Neural Information Processing Systems

In this paper, we study the problem of aggregating noisy labels from crowd workers to infer the underlying true labels of binary tasks. Unlike most prior work which has examined this problem under the random worker paradigm, we consider a much broader class of {\em adversarial} workers with no specific assumptions on their labeling strategy. Our key contribution is the design of a computationally efficient reputation algorithm to identify and filter out these adversarial workers in crowdsourcing systems. Our algorithm uses the concept of optimal semi-matchings in conjunction with worker penalties based on label disagreements, to assign a reputation score for every worker. We provide strong theoretical guarantees for deterministic adversarial strategies as well as the extreme case of {\em sophisticated} adversaries where we analyze the worst-case behavior of our algorithm.

The Hidden Vulnerability of Distributed Learning in Byzantium Machine Learning

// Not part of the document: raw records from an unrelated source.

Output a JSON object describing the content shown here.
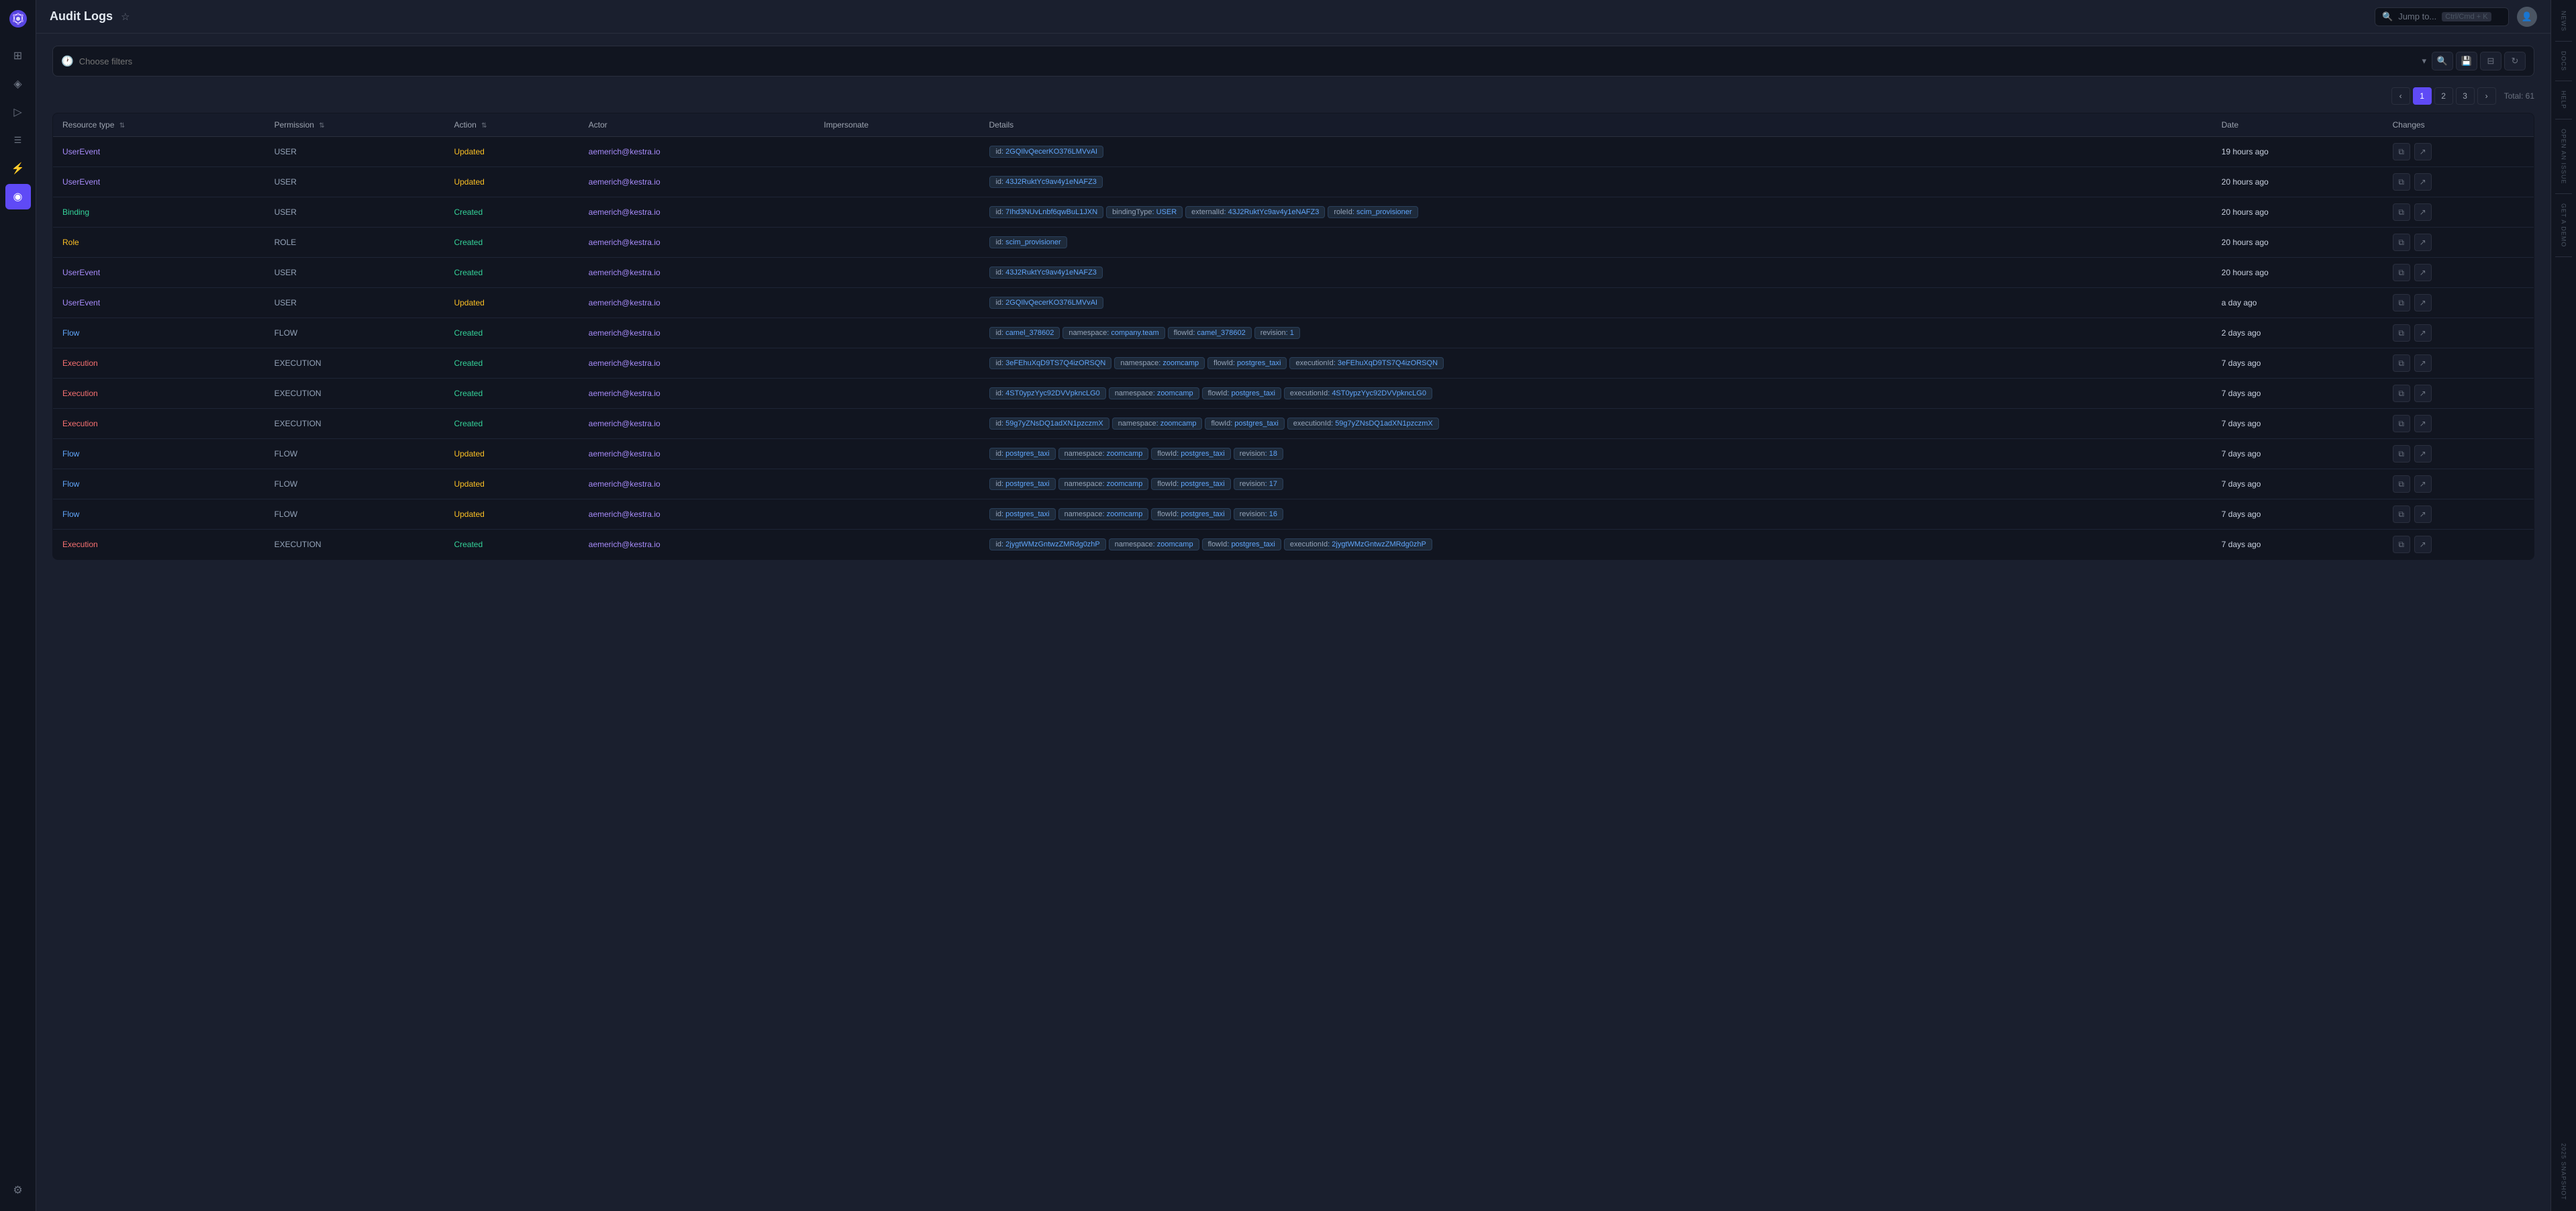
{
  "app": {
    "title": "Audit Logs"
  },
  "header": {
    "title": "Audit Logs",
    "search_placeholder": "Jump to...",
    "kbd_shortcut": "Ctrl/Cmd + K"
  },
  "filter": {
    "placeholder": "Choose filters",
    "total": "Total: 61"
  },
  "pagination": {
    "current": 1,
    "pages": [
      "1",
      "2",
      "3"
    ],
    "total_label": "Total: 61"
  },
  "table": {
    "columns": [
      {
        "id": "resource_type",
        "label": "Resource type",
        "sortable": true
      },
      {
        "id": "permission",
        "label": "Permission",
        "sortable": true
      },
      {
        "id": "action",
        "label": "Action",
        "sortable": true
      },
      {
        "id": "actor",
        "label": "Actor",
        "sortable": false
      },
      {
        "id": "impersonate",
        "label": "Impersonate",
        "sortable": false
      },
      {
        "id": "details",
        "label": "Details",
        "sortable": false
      },
      {
        "id": "date",
        "label": "Date",
        "sortable": false
      },
      {
        "id": "changes",
        "label": "Changes",
        "sortable": false
      }
    ],
    "rows": [
      {
        "resource_type": "UserEvent",
        "rt_class": "rt-userevent",
        "permission": "USER",
        "action": "Updated",
        "actor": "aemerich@kestra.io",
        "impersonate": "",
        "details": [
          {
            "key": "id",
            "val": "2GQIlvQecerKO376LMVvAI"
          }
        ],
        "date": "19 hours ago"
      },
      {
        "resource_type": "UserEvent",
        "rt_class": "rt-userevent",
        "permission": "USER",
        "action": "Updated",
        "actor": "aemerich@kestra.io",
        "impersonate": "",
        "details": [
          {
            "key": "id",
            "val": "43J2RuktYc9av4y1eNAFZ3"
          }
        ],
        "date": "20 hours ago"
      },
      {
        "resource_type": "Binding",
        "rt_class": "rt-binding",
        "permission": "USER",
        "action": "Created",
        "actor": "aemerich@kestra.io",
        "impersonate": "",
        "details": [
          {
            "key": "id",
            "val": "7Ihd3NUvLnbf6qwBuL1JXN"
          },
          {
            "key": "bindingType",
            "val": "USER"
          },
          {
            "key": "externalId",
            "val": "43J2RuktYc9av4y1eNAFZ3"
          },
          {
            "key": "roleId",
            "val": "scim_provisioner"
          }
        ],
        "date": "20 hours ago"
      },
      {
        "resource_type": "Role",
        "rt_class": "rt-role",
        "permission": "ROLE",
        "action": "Created",
        "actor": "aemerich@kestra.io",
        "impersonate": "",
        "details": [
          {
            "key": "id",
            "val": "scim_provisioner"
          }
        ],
        "date": "20 hours ago"
      },
      {
        "resource_type": "UserEvent",
        "rt_class": "rt-userevent",
        "permission": "USER",
        "action": "Created",
        "actor": "aemerich@kestra.io",
        "impersonate": "",
        "details": [
          {
            "key": "id",
            "val": "43J2RuktYc9av4y1eNAFZ3"
          }
        ],
        "date": "20 hours ago"
      },
      {
        "resource_type": "UserEvent",
        "rt_class": "rt-userevent",
        "permission": "USER",
        "action": "Updated",
        "actor": "aemerich@kestra.io",
        "impersonate": "",
        "details": [
          {
            "key": "id",
            "val": "2GQIlvQecerKO376LMVvAI"
          }
        ],
        "date": "a day ago"
      },
      {
        "resource_type": "Flow",
        "rt_class": "rt-flow",
        "permission": "FLOW",
        "action": "Created",
        "actor": "aemerich@kestra.io",
        "impersonate": "",
        "details": [
          {
            "key": "id",
            "val": "camel_378602"
          },
          {
            "key": "namespace",
            "val": "company.team"
          },
          {
            "key": "flowId",
            "val": "camel_378602"
          },
          {
            "key": "revision",
            "val": "1"
          }
        ],
        "date": "2 days ago"
      },
      {
        "resource_type": "Execution",
        "rt_class": "rt-execution",
        "permission": "EXECUTION",
        "action": "Created",
        "actor": "aemerich@kestra.io",
        "impersonate": "",
        "details": [
          {
            "key": "id",
            "val": "3eFEhuXqD9TS7Q4izORSQN"
          },
          {
            "key": "namespace",
            "val": "zoomcamp"
          },
          {
            "key": "flowId",
            "val": "postgres_taxi"
          },
          {
            "key": "executionId",
            "val": "3eFEhuXqD9TS7Q4izORSQN"
          }
        ],
        "date": "7 days ago"
      },
      {
        "resource_type": "Execution",
        "rt_class": "rt-execution",
        "permission": "EXECUTION",
        "action": "Created",
        "actor": "aemerich@kestra.io",
        "impersonate": "",
        "details": [
          {
            "key": "id",
            "val": "4ST0ypzYyc92DVVpkncLG0"
          },
          {
            "key": "namespace",
            "val": "zoomcamp"
          },
          {
            "key": "flowId",
            "val": "postgres_taxi"
          },
          {
            "key": "executionId",
            "val": "4ST0ypzYyc92DVVpkncLG0"
          }
        ],
        "date": "7 days ago"
      },
      {
        "resource_type": "Execution",
        "rt_class": "rt-execution",
        "permission": "EXECUTION",
        "action": "Created",
        "actor": "aemerich@kestra.io",
        "impersonate": "",
        "details": [
          {
            "key": "id",
            "val": "59g7yZNsDQ1adXN1pzczmX"
          },
          {
            "key": "namespace",
            "val": "zoomcamp"
          },
          {
            "key": "flowId",
            "val": "postgres_taxi"
          },
          {
            "key": "executionId",
            "val": "59g7yZNsDQ1adXN1pzczmX"
          }
        ],
        "date": "7 days ago"
      },
      {
        "resource_type": "Flow",
        "rt_class": "rt-flow",
        "permission": "FLOW",
        "action": "Updated",
        "actor": "aemerich@kestra.io",
        "impersonate": "",
        "details": [
          {
            "key": "id",
            "val": "postgres_taxi"
          },
          {
            "key": "namespace",
            "val": "zoomcamp"
          },
          {
            "key": "flowId",
            "val": "postgres_taxi"
          },
          {
            "key": "revision",
            "val": "18"
          }
        ],
        "date": "7 days ago"
      },
      {
        "resource_type": "Flow",
        "rt_class": "rt-flow",
        "permission": "FLOW",
        "action": "Updated",
        "actor": "aemerich@kestra.io",
        "impersonate": "",
        "details": [
          {
            "key": "id",
            "val": "postgres_taxi"
          },
          {
            "key": "namespace",
            "val": "zoomcamp"
          },
          {
            "key": "flowId",
            "val": "postgres_taxi"
          },
          {
            "key": "revision",
            "val": "17"
          }
        ],
        "date": "7 days ago"
      },
      {
        "resource_type": "Flow",
        "rt_class": "rt-flow",
        "permission": "FLOW",
        "action": "Updated",
        "actor": "aemerich@kestra.io",
        "impersonate": "",
        "details": [
          {
            "key": "id",
            "val": "postgres_taxi"
          },
          {
            "key": "namespace",
            "val": "zoomcamp"
          },
          {
            "key": "flowId",
            "val": "postgres_taxi"
          },
          {
            "key": "revision",
            "val": "16"
          }
        ],
        "date": "7 days ago"
      },
      {
        "resource_type": "Execution",
        "rt_class": "rt-execution",
        "permission": "EXECUTION",
        "action": "Created",
        "actor": "aemerich@kestra.io",
        "impersonate": "",
        "details": [
          {
            "key": "id",
            "val": "2jygtWMzGntwzZMRdg0zhP"
          },
          {
            "key": "namespace",
            "val": "zoomcamp"
          },
          {
            "key": "flowId",
            "val": "postgres_taxi"
          },
          {
            "key": "executionId",
            "val": "2jygtWMzGntwzZMRdg0zhP"
          }
        ],
        "date": "7 days ago"
      }
    ]
  },
  "left_nav": {
    "items": [
      {
        "id": "dashboard",
        "icon": "⊞",
        "label": "Dashboard"
      },
      {
        "id": "flows",
        "icon": "◈",
        "label": "Flows"
      },
      {
        "id": "executions",
        "icon": "▶",
        "label": "Executions"
      },
      {
        "id": "logs",
        "icon": "☰",
        "label": "Logs"
      },
      {
        "id": "plugins",
        "icon": "⚡",
        "label": "Plugins"
      },
      {
        "id": "audit",
        "icon": "◉",
        "label": "Audit",
        "active": true
      },
      {
        "id": "settings",
        "icon": "⚙",
        "label": "Settings"
      }
    ]
  },
  "right_sidebar": {
    "sections": [
      {
        "label": "News"
      },
      {
        "label": "Docs"
      },
      {
        "label": "Help"
      },
      {
        "label": "Open an Issue"
      },
      {
        "label": "Get a demo"
      },
      {
        "label": "2025 SNAPSHOT"
      }
    ]
  }
}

While machine learning is going through an era of celebrated success, concerns have been raised about the vulnerability of its backbone: stochastic gradient descent (SGD). Recent approaches have been proposed to ensure the robustness of distributed SGD against adversarial (Byzantine) workers sending poisoned gradients during the training phase. Some of these approaches have been proven Byzantine-resilient: they ensure the convergence of SGD despite the presence of a minority of adversarial workers. We show in this paper that convergence is not enough. In high dimension $d \gg 1$, an adver\-sary can build on the loss function's non--convexity to make SGD converge to ineffective models. More precisely, we bring to light that existing Byzantine--resilient schemes leave a margin of poisoning of $\Omega\left(f(d)\right)$, where $f(d)$ increases at least like $\sqrt[p]{d~}$. Based on this leeway, we build a simple attack, and experimentally show its strong to utmost effectivity on CIFAR--10 and MNIST. We introduce Bulyan, and prove it significantly reduces the attackers leeway to a narrow $O( \frac{1}{\sqrt{d~}})$ bound. We empirically show that Bulyan does not suffer the fragility of existing aggregation rules and, at a reasonable cost in terms of required batch size, achieves convergence as if only non--Byzantine gradients had been used to update the model.

Sentiment Analysis via Deep Hybrid Textual-Crowd Learning Model

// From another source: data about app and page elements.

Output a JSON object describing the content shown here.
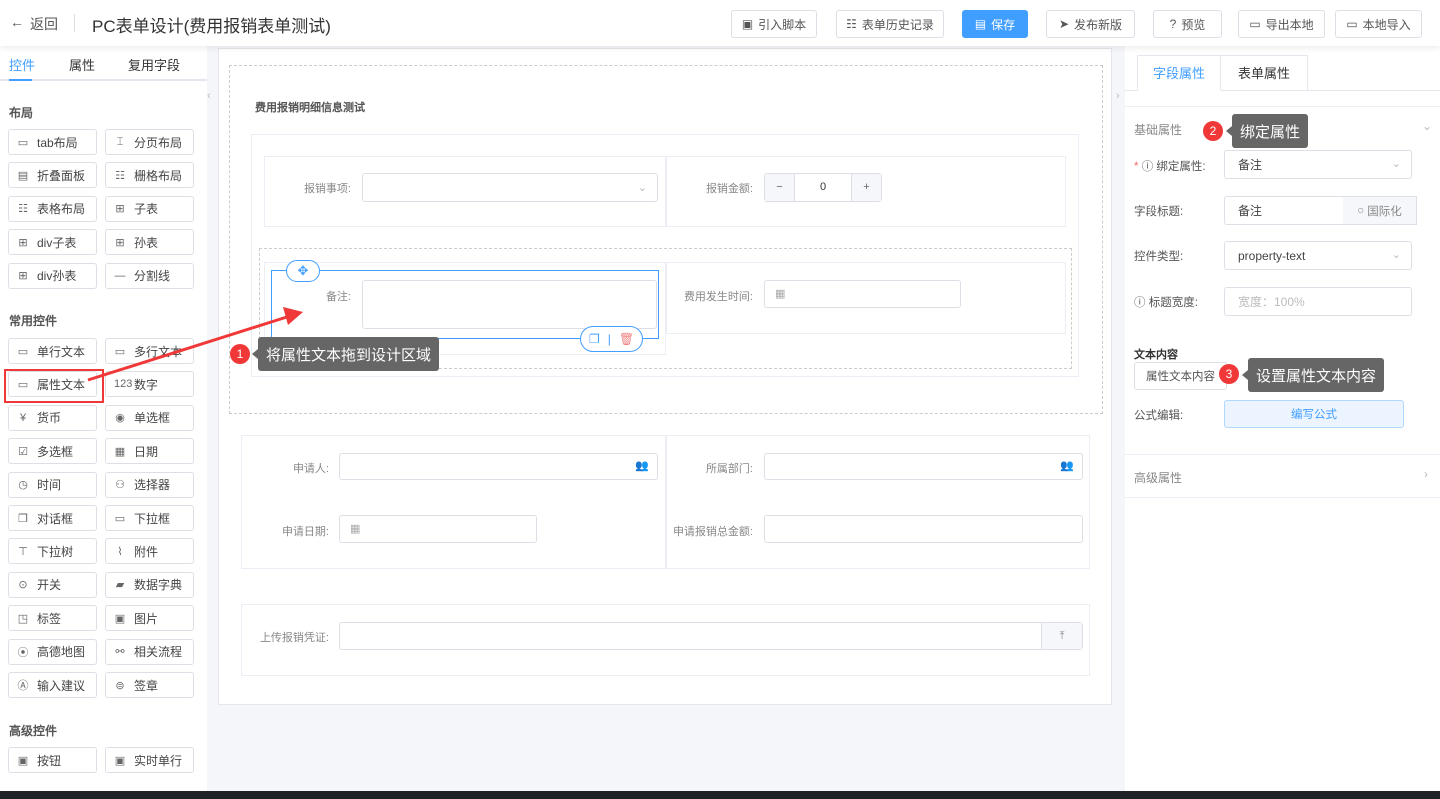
{
  "header": {
    "back": "返回",
    "title": "PC表单设计(费用报销表单测试)",
    "buttons": [
      {
        "label": "引入脚本",
        "icon": "script-icon"
      },
      {
        "label": "表单历史记录",
        "icon": "list-icon"
      },
      {
        "label": "保存",
        "icon": "save-icon"
      },
      {
        "label": "发布新版",
        "icon": "send-icon"
      },
      {
        "label": "预览",
        "icon": "help-icon"
      },
      {
        "label": "导出本地",
        "icon": "folder-icon"
      },
      {
        "label": "本地导入",
        "icon": "folder-open-icon"
      }
    ]
  },
  "left": {
    "tabs": [
      "控件",
      "属性",
      "复用字段"
    ],
    "sections": {
      "layout": "布局",
      "common": "常用控件",
      "advanced": "高级控件"
    },
    "layout_items": [
      "tab布局",
      "分页布局",
      "折叠面板",
      "栅格布局",
      "表格布局",
      "子表",
      "div子表",
      "孙表",
      "div孙表",
      "分割线"
    ],
    "common_items": [
      "单行文本",
      "多行文本",
      "属性文本",
      "数字",
      "货币",
      "单选框",
      "多选框",
      "日期",
      "时间",
      "选择器",
      "对话框",
      "下拉框",
      "下拉树",
      "附件",
      "开关",
      "数据字典",
      "标签",
      "图片",
      "高德地图",
      "相关流程",
      "输入建议",
      "签章"
    ],
    "advanced_items": [
      "按钮",
      "实时单行"
    ]
  },
  "canvas": {
    "group_title": "费用报销明细信息测试",
    "fields": {
      "item": "报销事项:",
      "amount": "报销金额:",
      "amount_value": "0",
      "remark": "备注:",
      "time": "费用发生时间:",
      "applicant": "申请人:",
      "dept": "所属部门:",
      "apply_date": "申请日期:",
      "total": "申请报销总金额:",
      "upload": "上传报销凭证:"
    }
  },
  "right": {
    "tabs": [
      "字段属性",
      "表单属性"
    ],
    "basic": "基础属性",
    "advanced": "高级属性",
    "rows": {
      "bind_label": "绑定属性:",
      "bind_value": "备注",
      "title_label": "字段标题:",
      "title_value": "备注",
      "i18n": "国际化",
      "type_label": "控件类型:",
      "type_value": "property-text",
      "width_label": "标题宽度:",
      "width_placeholder": "宽度：100%",
      "text_content": "文本内容",
      "text_btn": "属性文本内容",
      "formula_label": "公式编辑:",
      "formula_btn": "编写公式"
    }
  },
  "annotations": [
    {
      "num": "1",
      "text": "将属性文本拖到设计区域"
    },
    {
      "num": "2",
      "text": "绑定属性"
    },
    {
      "num": "3",
      "text": "设置属性文本内容"
    }
  ],
  "colors": {
    "accent": "#409eff",
    "annotation": "#f03838"
  }
}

AAAI Conferences

Crowdsourcing technique provides an efficient platform to employ human skills in sentiment analysis, which is a difficult task for automatic language models due to the large variations in context, writing style, view point and so on. However, the standard crowdsourcing aggregation models are incompetent when the number of crowd labels per worker is not sufficient to train parameters, or when it is not feasible to collect labels for each sample in a large dataset. In this paper, we propose a novel hybrid model to exploit both crowd and text data for sentiment analysis, consisting of a generative crowdsourcing aggregation model and a deep sentimental autoencoder. Combination of these two sub-models is obtained based on a probabilistic framework rather than a heuristic way. We introduce a unified objective function to incorporate the objectives of both sub-models, and derive an efficient optimization algorithm to jointly solve the corresponding problem. Experimental results indicate that our model achieves superior results in comparison with the state-of-the-art models, especially when the crowd labels are scarce.

Machine Learning with Adversaries: Byzantine Tolerant Gradient Descent

Neural Information Processing Systems

We study the resilience to Byzantine failures of distributed implementations of Stochastic Gradient Descent (SGD). So far, distributed machine learning frameworks have largely ignored the possibility of failures, especially arbitrary (i.e., Byzantine) ones. Causes of failures include software bugs, network asynchrony, biases in local datasets, as well as attackers trying to compromise the entire system. Assuming a set of $n$ workers, up to $f$ being Byzantine, we ask how resilient can SGD be, without limiting the dimension, nor the size of the parameter space. We first show that no gradient aggregation rule based on a linear combination of the vectors proposed by the workers (i.e, current approaches) tolerates a single Byzantine failure.